Fleshing out the company's software hosting vision, Oracle Corp. CEO Larry Ellison today announced Oracle will not sell any of its applications, other than its database, to application service providers (ASPs).
Instead, Oracle will focus its Business OnLine strategy on partnerships between Oracle, backend datacenter providers, independent software vendors and systems integrators. And Oracle will be its own, sole ASP, Ellison said.
Ellison detailed some of Oracle's latest thinking on its Business OnLine (BOL) initiative on Tuesday, on the eve of Internet World, at a press conference in New York at the World Trade Center.
"Unless the board removes me from my job...over my dead body will we sell our applications to other ASPs," Ellison quipped.
He noted that Oracle plans to push its development tools and 8i database to any interested partners.

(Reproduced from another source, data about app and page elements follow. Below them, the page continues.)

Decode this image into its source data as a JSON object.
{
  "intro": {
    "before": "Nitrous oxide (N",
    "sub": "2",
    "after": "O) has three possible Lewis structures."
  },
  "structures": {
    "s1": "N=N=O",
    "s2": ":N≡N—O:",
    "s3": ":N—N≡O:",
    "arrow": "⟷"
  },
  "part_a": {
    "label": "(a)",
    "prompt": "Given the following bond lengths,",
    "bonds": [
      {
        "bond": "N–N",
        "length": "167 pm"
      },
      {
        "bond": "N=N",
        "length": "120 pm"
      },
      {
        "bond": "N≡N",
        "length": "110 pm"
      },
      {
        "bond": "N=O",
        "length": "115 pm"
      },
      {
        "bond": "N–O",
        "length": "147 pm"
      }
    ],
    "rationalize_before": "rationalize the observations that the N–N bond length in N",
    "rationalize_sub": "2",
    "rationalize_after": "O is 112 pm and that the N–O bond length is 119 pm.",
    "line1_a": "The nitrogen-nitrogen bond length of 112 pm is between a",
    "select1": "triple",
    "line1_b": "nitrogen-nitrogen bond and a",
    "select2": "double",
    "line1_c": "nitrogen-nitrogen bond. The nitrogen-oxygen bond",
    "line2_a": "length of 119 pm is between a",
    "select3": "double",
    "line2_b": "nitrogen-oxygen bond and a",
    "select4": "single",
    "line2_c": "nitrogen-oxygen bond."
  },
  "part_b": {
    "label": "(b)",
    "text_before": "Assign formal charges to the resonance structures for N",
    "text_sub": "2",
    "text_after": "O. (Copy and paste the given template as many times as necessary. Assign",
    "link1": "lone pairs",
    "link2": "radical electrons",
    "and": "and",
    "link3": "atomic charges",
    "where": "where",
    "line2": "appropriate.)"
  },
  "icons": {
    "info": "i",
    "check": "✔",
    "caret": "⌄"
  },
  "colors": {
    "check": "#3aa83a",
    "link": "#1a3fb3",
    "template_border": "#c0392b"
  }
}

But the guaranteed service levels required to make software hosting successful preclude Oracle relying on other ASPs to host its back-end applications, Ellison told press and analysts attending the BOL announcement today.
Datacenter Providers, ISVs, Integrators Line Up
Oracle announced on Tuesday a number of new partnerships around its BOL hosting initiative. Ellison announced last year Oracle's intent to play in the hosting space, and the company rolled out its first Business OnLine pilot test in September 1998.
On Tuesday, Oracle announced it has selected British Telecommunications, Exodus Communications Inc. and Bell Canada as its preferred service providers. These sites, like all of Oracle's data centers, will run exclusively on Sun Microsystems Inc. Solaris, Hewlett-Packard Corp. HP-UX and Linux on PCs, Ellison said.
Oracle also unveiled it will host not only Oracle's own customer relationship management, ERP and other related applications via Business OnLine, but also a number of third-party applications. Oracle already had announced it planned to host NetLedger's QuickBooks-like application on BOL. Today, it announced it also will host applications from Agile Software Corp., BPA Systems, Portera Systems, Syntra Technologies and Vertex Inc.
In addition, Oracle released the names of ten systems integrators with which it intends to accelerate BOL implementations. These are: Braun Consulting, Credence Automations Systems, Grant Thornton LLP, OTP Group, Simplify, Solix Systems, Spectrum Group, Trans-Tech, Ultimedia and Vertex Systems. Other systems integrators will be added to the lineup over time, according to Oracle officials.
'Everyone Else Is Wrong'
Ellison spent little time during Tuesday's event focusing on any of these recently signed deals, however. Instead, he expounded at length on why Oracle is banking on web hosting as the new wave in software delivery.
In typical Ellison fashion, Oracle's CEO claimed Oracle is single-handedly leading the software hosting charge.
"We're the only software company that's our own ASP. Everyone else has it wrong. We have it right. That's why all the dot-coms are coming to us."
Ellison called hosting "a fundamental change in the delivery platform for software." He said the evolving hosting paradigm represents the antithesis of the existing delivery vehicle, which he characterized as "Microsoft, with little Windows servers everywhere and desktops becoming more complex" with more and more complex versions of Windows and Office.
Ellison blamed this old "distributed complexity" paradigm for everything from clutter to the current computing labor shortage. He claimed complex applications running locally at enterprises throughout the world require increasingly hard-to-find computing professionals to keep them all running. Hosting will reduce companies' needs for computing experts, he said.
Big Plans Ahead
It's not just Ellison's vision that's behind Oracle's web-hosting focus, Ellison told the press-conference audience. Ellison said he expects half of all of Oracle's customers to select the BOL versions, as opposed to the locally-run versions of Oracle's applications within the next two years. Currently, however, Oracle has only 100 customers, or 2,000 users, for BOL, Ellison acknowledged. But he claims the company will have "thousands" of BOL users by Christmas this year.
Ellison said Oracle has found a way to integrate the BOL pricing model into its existing sales structure in a way as not to impact adversely company sales. "We ask customers whether they want to run applications on BOL or their own computer. The salesforce gets paid for selling licenses, but they get more for selling BOL [versions]," Ellison explained.
On average, customers selecting BOL versions of Oracle's applications are paying $400 to $500 per month per seat. Ellison added that Oracle has plans in the works for supplementing these revenues with Oracle Consulting packages aimed specifically with small- and medium-sized businesses. It also is investigating how to capitalize on advertising targeted to the needs of customers in specific verticals, such as aerospace, electronics and retail.